Cause and Effect in European Politics and Law

EU Gave Itself a Deadline Till Wednesday

Ralitsa Kovacheva, Adelina Marini, October 23, 2011

As expected, the European Council has ended without taking a decision on the most painful issues from the agenda: reducing Greek debt and enhancing the euro area rescue fund. Even regarding the recapitalisation of banks, on which it was expected a decision to be taken today, the leaders will decide on Wednesday.

German Chancellor Angela Merkel and French President Nicolas Sarkozy, who unusually for a European Council gave a joint news conference, have announced that the leaders had put a deadline till Wednesday an agreement to be achieved no matter what. "There is a clear determination that by Wednesday we reach an agreement to calm down the financial crisis", the French head of state underlined. On her part, Chancellor Angela Merkel added that on Wednesday there would be a meeting of the leaders of all the 27 member states, which then will transform into a summit of the 17 from the euro area, which, according to Mrs Merkel, would continue longer and the leaders outside the eurozone would be briefed in due time. "But", she emphasised, "these have to be decisions of the euro area countries".

Regarding the enhancement of the rescue fund EFSF Angela Merkel said only that the finance ministers discussed yesterday two different models but that both did not include the European Central Bank, "because the Treaty simply does not allow that". Nicolas Sarkozy added that the ECB was independent and that France was attached to its independence just like Germany. He stressed that there was no viable solution unless there was the support of all the European institutions.

And if there are any pieces of news from today they can be called organisational. "I am fully aware of all the sensitivities of the relationship between the 27 and the 17 member states", European Council President Herman Van Rompuy defended his decision to call again a European Council, aside from the eurozone summit. And not only on Wednesday but always before the euro area leaders meetings there will be a meeting of the European Council.

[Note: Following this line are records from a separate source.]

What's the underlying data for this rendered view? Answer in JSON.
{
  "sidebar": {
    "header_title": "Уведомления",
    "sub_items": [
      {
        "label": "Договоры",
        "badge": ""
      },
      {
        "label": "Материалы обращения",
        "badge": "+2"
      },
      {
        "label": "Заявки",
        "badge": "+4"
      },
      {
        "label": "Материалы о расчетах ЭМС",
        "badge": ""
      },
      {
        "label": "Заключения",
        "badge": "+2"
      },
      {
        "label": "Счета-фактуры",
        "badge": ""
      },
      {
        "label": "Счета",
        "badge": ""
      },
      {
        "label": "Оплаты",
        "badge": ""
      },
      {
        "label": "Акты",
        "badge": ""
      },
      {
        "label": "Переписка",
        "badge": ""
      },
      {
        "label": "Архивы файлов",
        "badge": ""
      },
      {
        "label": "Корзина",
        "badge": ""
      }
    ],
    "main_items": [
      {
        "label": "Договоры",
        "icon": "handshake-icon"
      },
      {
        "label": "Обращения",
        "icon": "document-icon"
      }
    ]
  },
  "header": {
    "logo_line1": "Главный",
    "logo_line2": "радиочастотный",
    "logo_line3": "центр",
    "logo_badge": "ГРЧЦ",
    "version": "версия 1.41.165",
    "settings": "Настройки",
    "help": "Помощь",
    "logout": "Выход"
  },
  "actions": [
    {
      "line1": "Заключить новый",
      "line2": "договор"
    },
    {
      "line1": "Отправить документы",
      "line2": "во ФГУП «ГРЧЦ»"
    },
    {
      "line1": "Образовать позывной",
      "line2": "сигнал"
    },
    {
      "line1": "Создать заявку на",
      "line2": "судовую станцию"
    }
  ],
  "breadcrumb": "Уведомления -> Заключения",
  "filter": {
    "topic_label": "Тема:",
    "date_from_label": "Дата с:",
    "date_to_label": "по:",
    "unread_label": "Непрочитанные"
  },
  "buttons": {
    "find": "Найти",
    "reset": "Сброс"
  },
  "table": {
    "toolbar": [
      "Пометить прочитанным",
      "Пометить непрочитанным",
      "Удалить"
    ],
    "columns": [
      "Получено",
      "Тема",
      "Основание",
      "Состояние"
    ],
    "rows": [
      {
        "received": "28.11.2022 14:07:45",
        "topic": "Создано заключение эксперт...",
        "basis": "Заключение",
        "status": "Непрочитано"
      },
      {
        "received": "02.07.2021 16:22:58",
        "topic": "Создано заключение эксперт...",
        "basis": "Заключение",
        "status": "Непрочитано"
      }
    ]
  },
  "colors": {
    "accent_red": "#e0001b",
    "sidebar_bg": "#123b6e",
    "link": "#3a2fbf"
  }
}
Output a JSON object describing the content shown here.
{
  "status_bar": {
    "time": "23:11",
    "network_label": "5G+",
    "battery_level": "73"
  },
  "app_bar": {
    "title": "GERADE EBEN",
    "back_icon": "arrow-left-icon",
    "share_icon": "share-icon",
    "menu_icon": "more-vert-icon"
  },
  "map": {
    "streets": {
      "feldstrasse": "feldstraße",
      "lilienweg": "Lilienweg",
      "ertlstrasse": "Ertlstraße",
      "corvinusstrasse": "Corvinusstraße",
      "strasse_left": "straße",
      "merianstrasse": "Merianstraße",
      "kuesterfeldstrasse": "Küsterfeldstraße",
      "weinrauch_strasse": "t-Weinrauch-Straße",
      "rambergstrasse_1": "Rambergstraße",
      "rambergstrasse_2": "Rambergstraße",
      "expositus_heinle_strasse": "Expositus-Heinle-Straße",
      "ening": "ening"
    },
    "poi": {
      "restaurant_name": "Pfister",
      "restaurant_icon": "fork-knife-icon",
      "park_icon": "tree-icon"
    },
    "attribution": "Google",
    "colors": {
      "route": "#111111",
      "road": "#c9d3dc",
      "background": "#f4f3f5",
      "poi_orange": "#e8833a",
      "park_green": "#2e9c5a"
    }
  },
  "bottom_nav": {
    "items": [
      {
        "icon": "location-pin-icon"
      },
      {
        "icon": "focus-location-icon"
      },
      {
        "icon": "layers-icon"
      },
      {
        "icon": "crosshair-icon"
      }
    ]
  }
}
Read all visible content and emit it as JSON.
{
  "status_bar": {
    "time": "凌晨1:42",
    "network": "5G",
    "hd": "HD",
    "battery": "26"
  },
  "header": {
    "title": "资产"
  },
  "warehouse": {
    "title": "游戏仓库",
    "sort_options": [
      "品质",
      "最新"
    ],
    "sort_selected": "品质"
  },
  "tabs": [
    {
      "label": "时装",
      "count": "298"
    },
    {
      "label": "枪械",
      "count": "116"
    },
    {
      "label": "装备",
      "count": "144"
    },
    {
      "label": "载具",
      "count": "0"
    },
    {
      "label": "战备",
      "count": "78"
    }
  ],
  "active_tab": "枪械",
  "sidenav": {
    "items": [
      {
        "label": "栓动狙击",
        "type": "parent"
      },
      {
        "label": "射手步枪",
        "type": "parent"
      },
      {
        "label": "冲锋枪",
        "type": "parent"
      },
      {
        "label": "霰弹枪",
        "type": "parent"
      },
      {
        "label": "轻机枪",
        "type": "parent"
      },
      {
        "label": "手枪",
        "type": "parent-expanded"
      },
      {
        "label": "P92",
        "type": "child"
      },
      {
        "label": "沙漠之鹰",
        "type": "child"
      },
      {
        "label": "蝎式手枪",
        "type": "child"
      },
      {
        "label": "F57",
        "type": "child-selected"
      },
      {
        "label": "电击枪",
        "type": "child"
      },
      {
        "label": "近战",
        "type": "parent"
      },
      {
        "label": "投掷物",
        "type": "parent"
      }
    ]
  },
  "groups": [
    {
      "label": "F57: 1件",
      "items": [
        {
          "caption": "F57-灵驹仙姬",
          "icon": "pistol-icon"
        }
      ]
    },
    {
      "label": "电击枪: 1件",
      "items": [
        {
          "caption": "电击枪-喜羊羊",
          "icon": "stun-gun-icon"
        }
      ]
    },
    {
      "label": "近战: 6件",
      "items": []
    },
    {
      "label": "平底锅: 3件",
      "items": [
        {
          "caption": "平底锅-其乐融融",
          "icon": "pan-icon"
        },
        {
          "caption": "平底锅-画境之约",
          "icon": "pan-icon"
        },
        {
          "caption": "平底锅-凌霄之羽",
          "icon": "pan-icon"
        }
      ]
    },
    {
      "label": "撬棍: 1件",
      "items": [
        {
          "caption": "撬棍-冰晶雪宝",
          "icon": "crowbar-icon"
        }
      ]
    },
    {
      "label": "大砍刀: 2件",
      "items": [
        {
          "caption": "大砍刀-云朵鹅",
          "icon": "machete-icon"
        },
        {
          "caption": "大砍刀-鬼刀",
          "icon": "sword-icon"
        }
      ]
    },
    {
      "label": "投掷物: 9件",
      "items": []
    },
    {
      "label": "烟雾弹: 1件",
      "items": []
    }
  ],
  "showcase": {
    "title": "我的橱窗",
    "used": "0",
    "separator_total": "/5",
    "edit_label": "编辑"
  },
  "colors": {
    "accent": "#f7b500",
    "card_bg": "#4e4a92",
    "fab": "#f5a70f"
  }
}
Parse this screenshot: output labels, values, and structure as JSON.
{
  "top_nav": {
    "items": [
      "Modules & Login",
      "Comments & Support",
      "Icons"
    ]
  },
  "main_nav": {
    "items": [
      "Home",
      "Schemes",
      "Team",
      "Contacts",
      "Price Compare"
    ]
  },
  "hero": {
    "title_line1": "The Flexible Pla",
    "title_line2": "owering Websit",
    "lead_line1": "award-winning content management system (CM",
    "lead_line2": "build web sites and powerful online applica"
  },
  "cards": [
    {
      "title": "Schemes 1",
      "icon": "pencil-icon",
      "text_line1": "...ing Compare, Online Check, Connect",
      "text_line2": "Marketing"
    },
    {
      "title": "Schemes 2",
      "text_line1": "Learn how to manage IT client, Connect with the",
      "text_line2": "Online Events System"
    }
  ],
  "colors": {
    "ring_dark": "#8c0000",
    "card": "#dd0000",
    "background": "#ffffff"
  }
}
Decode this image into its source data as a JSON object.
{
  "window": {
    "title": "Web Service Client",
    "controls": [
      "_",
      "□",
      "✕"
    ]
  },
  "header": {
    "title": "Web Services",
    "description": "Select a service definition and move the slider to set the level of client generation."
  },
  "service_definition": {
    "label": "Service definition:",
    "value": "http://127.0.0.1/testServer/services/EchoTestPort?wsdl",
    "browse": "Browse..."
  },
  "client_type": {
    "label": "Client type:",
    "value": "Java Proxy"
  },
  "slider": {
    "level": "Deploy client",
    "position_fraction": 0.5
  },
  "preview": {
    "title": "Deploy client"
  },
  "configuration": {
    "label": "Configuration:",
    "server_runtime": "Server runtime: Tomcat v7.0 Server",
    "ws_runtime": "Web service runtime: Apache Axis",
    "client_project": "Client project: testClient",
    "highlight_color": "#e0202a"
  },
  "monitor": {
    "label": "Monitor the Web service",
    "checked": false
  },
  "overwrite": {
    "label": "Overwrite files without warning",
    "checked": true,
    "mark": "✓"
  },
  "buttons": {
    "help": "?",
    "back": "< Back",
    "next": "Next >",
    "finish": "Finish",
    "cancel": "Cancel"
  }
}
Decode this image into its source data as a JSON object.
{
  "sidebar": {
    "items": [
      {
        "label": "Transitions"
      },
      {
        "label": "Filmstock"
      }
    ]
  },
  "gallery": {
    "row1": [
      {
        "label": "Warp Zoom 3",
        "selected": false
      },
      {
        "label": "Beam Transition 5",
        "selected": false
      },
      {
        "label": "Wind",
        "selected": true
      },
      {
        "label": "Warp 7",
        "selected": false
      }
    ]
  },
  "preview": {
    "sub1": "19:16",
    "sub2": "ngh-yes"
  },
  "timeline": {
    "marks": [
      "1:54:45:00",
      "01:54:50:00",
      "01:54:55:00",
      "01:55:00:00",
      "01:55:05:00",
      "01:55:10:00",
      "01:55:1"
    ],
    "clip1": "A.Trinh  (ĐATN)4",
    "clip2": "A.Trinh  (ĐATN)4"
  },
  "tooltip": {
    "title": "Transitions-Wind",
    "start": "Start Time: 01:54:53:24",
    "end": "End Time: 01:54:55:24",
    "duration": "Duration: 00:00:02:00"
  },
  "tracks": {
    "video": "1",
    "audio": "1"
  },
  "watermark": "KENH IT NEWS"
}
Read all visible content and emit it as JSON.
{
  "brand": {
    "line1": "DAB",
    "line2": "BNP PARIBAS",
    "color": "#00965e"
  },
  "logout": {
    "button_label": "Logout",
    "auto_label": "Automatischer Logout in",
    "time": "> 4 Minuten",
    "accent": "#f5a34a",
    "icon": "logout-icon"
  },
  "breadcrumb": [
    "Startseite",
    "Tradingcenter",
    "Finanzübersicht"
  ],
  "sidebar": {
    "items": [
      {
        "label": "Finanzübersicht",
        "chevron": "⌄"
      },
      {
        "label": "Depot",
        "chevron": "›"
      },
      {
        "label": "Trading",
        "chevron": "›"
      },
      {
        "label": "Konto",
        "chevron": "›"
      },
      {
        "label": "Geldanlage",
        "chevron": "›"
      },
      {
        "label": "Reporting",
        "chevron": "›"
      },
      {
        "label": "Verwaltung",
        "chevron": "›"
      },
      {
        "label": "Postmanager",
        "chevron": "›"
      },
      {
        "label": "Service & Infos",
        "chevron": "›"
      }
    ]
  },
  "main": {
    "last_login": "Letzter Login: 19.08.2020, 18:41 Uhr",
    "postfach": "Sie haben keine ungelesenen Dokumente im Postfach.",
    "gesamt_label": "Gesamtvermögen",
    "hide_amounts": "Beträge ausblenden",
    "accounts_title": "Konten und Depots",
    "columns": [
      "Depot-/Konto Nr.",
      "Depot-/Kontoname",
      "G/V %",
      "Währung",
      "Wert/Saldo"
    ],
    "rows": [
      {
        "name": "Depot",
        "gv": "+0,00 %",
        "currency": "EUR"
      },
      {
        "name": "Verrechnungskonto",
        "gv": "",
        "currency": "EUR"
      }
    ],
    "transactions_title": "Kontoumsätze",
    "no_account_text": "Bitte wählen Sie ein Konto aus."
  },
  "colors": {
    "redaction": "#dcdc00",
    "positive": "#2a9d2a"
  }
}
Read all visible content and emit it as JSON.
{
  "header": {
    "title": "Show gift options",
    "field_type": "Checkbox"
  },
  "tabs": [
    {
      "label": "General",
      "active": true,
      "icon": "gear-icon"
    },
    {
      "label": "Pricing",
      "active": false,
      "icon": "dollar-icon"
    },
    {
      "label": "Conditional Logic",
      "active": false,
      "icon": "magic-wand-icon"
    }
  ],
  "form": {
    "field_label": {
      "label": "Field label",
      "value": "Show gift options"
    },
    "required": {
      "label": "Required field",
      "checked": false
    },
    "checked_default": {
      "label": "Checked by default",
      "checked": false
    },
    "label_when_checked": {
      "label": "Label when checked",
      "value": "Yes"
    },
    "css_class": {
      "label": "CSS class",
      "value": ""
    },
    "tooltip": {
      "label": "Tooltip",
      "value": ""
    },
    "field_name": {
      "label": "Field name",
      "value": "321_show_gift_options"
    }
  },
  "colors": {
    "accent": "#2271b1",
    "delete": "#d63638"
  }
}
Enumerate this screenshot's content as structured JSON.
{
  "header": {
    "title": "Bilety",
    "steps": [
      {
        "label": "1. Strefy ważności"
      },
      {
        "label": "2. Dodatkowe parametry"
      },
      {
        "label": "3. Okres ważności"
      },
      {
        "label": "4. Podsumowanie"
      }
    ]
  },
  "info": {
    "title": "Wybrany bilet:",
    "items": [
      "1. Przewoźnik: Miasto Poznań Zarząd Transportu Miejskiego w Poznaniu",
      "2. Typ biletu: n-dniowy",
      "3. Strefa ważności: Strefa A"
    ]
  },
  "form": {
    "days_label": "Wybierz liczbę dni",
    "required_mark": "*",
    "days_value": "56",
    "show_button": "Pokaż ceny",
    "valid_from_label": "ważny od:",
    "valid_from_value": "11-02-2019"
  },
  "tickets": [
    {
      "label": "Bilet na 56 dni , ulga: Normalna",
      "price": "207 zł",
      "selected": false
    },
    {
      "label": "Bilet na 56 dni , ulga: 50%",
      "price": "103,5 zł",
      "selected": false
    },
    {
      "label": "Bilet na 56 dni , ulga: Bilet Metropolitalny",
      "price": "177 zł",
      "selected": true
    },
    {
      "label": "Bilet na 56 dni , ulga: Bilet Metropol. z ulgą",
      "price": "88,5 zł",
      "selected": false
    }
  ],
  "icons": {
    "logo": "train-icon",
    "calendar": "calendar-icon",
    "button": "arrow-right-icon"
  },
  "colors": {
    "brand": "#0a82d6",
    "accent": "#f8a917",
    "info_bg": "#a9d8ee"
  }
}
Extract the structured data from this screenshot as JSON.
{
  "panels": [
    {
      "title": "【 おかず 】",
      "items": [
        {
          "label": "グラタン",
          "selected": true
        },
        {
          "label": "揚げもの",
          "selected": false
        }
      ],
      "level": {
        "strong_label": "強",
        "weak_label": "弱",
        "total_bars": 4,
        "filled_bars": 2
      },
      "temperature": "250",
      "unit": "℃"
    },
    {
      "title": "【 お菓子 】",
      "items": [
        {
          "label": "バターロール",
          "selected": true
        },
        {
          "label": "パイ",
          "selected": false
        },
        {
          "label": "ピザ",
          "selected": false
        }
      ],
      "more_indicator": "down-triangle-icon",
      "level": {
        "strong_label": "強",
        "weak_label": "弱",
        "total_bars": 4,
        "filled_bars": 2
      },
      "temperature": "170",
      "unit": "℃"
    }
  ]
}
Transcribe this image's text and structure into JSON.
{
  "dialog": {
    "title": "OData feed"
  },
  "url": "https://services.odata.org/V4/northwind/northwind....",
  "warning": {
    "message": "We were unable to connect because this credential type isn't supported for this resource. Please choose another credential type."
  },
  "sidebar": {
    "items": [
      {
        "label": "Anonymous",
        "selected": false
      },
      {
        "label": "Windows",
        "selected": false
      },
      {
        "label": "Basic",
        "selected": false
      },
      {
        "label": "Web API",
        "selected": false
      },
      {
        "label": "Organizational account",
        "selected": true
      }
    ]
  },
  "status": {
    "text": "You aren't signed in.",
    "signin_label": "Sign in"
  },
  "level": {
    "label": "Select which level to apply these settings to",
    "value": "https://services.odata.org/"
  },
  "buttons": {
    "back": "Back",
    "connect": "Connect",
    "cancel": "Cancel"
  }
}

In the Council conclusions it is explicitly written that "The European Council agreed on the need for coherence of the activities of the Euro area and the European Union", but "the European Commission has the responsibility to ensure compliance by all 27 Member States with EU legislation, including that relating to the internal market, and to safeguard a level playing field among all Member States including those not participating in the euro". For unity called earlier today European Parliament President Jerzy Buzek.

Until the election of a permanent eurozone summits president this function will be performed by Herman Van Rompuy. In order to tighten fiscal discipline and deepen the economic union a possibility will be studied for limited treaty changes. Although the purpose is to create a eurozone government, a possible treaty change has to be approved by the 27 member states. The European Council will get back to this matter in December on the basis of Herman Van Rompuy's report. For treaty changes also spoke Sarkozy and Merkel, mentioning only that "treaty changes are not excluded".

Obviously the offensive of some member states like Poland, for instance, not to allow the division of Europe into two speeds, has borne fruit. According to Council sources there was British pressure for a European Council meeting on Wednesday. Although it is not a member of the euro area, Britain is actively participating in the debates on solving the crisis with the clear knowledge that this is of vital importance for its own stability. Britain has repeatedly stated that almost half of its exports are to the eurozone and this is why it is so active in discussing a solution to the crisis.

However, the same cannot be said about Bulgaria whose exports are also to a large extent to the eurozone. Yesterday the EU finance ministers deliberated for 10 hours but euinside learnt that the Bulgarian finance minister left in the early afternoon. Today Prime Minister Boyko Borissov also left early, around 13.00 CET, arguing that there were elections in Bulgaria, given that the discussions on EU-27 level continued until 16.30. This is why the Bulgarian journalists were unable to get any information from the prime minister on the developments of the debates on the controversial issues. The premier only said that Bulgaria supported the German position.

Against the backdrop of Greece's problems and the growing pressure of the financial markets, Italy continues to be under the spotlight. European Council President Herman Van Rompuy said that he and the Commission were in constant contact with Italian Prime Minister Silvio Berlusconi and expected to receive his guarantees that the adopted fiscal and economic measures would be applied effectively, as well as the reforms of the labour market, the public enterprises, the judiciary, the fight with financial fraud. Investors and the other countries from the eurozone have to make sure that Italy will deliver on its commitments, Herman Van Rompuy said and called on Italy to make "a huge effort". About trust in Mr Berlusconi's capability to deliver were a large part of the questions to the Merkel-Sarkozy tandem, who reiterated the need for solidarity with all in the eurozone.

On Wednesday there will be a meeting of the EU finance ministers who will finalise the work on the so called comprehensive plan to tackle the crisis. Then there will be a European Council and a eurozone summit where it is expected the leaders to take the long awaited bold and decisive decisions.